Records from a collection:
--------------------
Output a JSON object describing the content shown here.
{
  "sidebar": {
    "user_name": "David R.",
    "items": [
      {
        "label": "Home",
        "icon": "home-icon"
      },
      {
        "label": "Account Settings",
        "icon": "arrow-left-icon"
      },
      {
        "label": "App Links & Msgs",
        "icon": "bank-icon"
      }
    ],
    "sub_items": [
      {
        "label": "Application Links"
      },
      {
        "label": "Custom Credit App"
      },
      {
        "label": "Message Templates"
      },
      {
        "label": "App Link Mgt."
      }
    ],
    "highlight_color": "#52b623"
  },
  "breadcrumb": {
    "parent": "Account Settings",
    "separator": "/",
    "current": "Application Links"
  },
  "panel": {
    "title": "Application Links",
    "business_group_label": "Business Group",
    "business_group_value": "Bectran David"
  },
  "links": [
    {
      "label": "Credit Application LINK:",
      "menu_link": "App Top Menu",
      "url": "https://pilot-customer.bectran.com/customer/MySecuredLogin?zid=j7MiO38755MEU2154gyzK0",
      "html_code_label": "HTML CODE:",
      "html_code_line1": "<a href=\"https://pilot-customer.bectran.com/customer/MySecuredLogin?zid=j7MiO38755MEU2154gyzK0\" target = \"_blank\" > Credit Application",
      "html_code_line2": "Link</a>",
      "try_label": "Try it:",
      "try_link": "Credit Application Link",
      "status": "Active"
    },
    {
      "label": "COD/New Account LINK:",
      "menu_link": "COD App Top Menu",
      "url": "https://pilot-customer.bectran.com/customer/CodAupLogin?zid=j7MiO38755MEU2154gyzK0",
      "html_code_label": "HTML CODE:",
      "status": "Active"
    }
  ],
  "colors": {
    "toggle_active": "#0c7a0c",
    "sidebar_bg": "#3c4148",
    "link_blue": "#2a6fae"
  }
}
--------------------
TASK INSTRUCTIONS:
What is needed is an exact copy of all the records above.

EXERCISE ANSWER:
Output a JSON object describing the content shown here.
{
  "sidebar": {
    "user_name": "David R.",
    "items": [
      {
        "label": "Home",
        "icon": "home-icon"
      },
      {
        "label": "Account Settings",
        "icon": "arrow-left-icon"
      },
      {
        "label": "App Links & Msgs",
        "icon": "bank-icon"
      }
    ],
    "sub_items": [
      {
        "label": "Application Links"
      },
      {
        "label": "Custom Credit App"
      },
      {
        "label": "Message Templates"
      },
      {
        "label": "App Link Mgt."
      }
    ],
    "highlight_color": "#52b623"
  },
  "breadcrumb": {
    "parent": "Account Settings",
    "separator": "/",
    "current": "Application Links"
  },
  "panel": {
    "title": "Application Links",
    "business_group_label": "Business Group",
    "business_group_value": "Bectran David"
  },
  "links": [
    {
      "label": "Credit Application LINK:",
      "menu_link": "App Top Menu",
      "url": "https://pilot-customer.bectran.com/customer/MySecuredLogin?zid=j7MiO38755MEU2154gyzK0",
      "html_code_label": "HTML CODE:",
      "html_code_line1": "<a href=\"https://pilot-customer.bectran.com/customer/MySecuredLogin?zid=j7MiO38755MEU2154gyzK0\" target = \"_blank\" > Credit Application",
      "html_code_line2": "Link</a>",
      "try_label": "Try it:",
      "try_link": "Credit Application Link",
      "status": "Active"
    },
    {
      "label": "COD/New Account LINK:",
      "menu_link": "COD App Top Menu",
      "url": "https://pilot-customer.bectran.com/customer/CodAupLogin?zid=j7MiO38755MEU2154gyzK0",
      "html_code_label": "HTML CODE:",
      "status": "Active"
    }
  ],
  "colors": {
    "toggle_active": "#0c7a0c",
    "sidebar_bg": "#3c4148",
    "link_blue": "#2a6fae"
  }
}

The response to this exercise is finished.